-------- Data for the task --------
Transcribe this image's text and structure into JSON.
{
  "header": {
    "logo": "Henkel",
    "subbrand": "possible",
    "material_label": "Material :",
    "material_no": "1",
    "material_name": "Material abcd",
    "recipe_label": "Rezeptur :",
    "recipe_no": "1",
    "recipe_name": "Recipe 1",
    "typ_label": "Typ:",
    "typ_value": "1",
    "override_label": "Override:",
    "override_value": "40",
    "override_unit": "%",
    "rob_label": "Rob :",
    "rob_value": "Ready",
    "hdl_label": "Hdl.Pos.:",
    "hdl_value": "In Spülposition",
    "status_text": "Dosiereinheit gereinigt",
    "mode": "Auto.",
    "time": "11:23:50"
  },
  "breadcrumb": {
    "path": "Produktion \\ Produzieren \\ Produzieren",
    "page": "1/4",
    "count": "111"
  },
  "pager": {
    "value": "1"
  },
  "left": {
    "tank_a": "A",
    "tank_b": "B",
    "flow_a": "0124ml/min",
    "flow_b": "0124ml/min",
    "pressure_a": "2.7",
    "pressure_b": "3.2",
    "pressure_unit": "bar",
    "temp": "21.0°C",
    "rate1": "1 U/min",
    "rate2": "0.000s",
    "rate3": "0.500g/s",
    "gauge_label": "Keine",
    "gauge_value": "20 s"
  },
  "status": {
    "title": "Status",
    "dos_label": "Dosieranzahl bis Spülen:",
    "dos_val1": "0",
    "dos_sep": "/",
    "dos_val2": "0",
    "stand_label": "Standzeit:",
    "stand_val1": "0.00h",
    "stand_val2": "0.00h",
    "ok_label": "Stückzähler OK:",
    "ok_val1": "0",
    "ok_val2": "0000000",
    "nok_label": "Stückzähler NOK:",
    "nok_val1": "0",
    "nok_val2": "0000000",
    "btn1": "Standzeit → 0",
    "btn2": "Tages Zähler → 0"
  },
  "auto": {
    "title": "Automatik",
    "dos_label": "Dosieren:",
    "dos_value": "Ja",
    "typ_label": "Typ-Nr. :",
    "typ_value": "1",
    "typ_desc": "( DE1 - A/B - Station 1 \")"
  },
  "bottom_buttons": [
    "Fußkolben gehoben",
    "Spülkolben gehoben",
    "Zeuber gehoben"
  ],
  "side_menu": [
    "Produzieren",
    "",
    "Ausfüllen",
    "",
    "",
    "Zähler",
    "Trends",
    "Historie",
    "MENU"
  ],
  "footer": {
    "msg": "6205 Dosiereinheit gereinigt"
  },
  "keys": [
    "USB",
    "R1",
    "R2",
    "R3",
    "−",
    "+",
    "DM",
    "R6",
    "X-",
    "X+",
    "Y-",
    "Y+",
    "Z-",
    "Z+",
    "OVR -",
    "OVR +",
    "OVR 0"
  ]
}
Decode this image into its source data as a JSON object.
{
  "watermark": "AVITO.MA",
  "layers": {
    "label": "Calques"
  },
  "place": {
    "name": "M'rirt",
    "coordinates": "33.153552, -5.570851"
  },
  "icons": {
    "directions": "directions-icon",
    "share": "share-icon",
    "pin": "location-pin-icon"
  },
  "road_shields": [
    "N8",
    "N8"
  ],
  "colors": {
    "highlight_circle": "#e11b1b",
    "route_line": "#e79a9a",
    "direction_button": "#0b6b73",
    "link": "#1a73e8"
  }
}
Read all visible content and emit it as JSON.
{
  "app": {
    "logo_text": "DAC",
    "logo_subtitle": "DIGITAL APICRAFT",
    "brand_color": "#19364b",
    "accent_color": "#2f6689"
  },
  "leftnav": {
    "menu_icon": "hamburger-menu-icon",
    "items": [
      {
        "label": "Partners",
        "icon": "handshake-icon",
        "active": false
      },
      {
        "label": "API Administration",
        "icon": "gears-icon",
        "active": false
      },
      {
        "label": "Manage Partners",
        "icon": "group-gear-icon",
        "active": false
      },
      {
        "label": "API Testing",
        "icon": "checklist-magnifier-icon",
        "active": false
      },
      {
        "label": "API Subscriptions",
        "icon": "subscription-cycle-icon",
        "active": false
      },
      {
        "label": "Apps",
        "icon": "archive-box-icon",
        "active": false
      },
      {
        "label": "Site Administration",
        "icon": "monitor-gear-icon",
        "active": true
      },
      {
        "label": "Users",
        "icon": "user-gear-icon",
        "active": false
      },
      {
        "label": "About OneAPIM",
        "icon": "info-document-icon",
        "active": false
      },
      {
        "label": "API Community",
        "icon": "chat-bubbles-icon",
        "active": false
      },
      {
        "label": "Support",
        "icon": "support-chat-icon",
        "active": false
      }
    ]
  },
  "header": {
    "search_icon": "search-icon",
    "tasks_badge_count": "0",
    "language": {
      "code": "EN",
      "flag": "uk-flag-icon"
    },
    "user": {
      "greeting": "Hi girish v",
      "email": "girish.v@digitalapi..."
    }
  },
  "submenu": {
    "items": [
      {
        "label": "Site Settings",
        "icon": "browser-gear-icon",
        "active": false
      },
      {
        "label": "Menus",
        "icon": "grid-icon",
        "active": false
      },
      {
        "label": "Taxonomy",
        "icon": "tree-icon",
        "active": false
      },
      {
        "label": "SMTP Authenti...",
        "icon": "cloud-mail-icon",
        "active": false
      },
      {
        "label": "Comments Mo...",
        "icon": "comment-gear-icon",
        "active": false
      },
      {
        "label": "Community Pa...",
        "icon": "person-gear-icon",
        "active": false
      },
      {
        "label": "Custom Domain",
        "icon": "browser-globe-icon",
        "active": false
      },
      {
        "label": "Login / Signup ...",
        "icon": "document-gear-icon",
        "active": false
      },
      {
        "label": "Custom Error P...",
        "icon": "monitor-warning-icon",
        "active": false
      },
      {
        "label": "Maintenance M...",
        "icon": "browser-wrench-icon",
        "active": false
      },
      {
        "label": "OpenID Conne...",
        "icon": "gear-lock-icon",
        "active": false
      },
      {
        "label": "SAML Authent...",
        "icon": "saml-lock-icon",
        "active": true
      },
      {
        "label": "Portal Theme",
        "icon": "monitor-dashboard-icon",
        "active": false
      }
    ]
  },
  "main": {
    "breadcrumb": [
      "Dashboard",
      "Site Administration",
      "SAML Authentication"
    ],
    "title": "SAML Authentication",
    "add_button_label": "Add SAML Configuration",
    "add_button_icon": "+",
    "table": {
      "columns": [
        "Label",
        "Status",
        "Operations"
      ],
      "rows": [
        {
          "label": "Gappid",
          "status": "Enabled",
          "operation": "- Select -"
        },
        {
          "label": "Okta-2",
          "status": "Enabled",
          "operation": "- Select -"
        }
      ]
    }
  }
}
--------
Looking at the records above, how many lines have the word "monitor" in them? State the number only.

**Expected answer**
3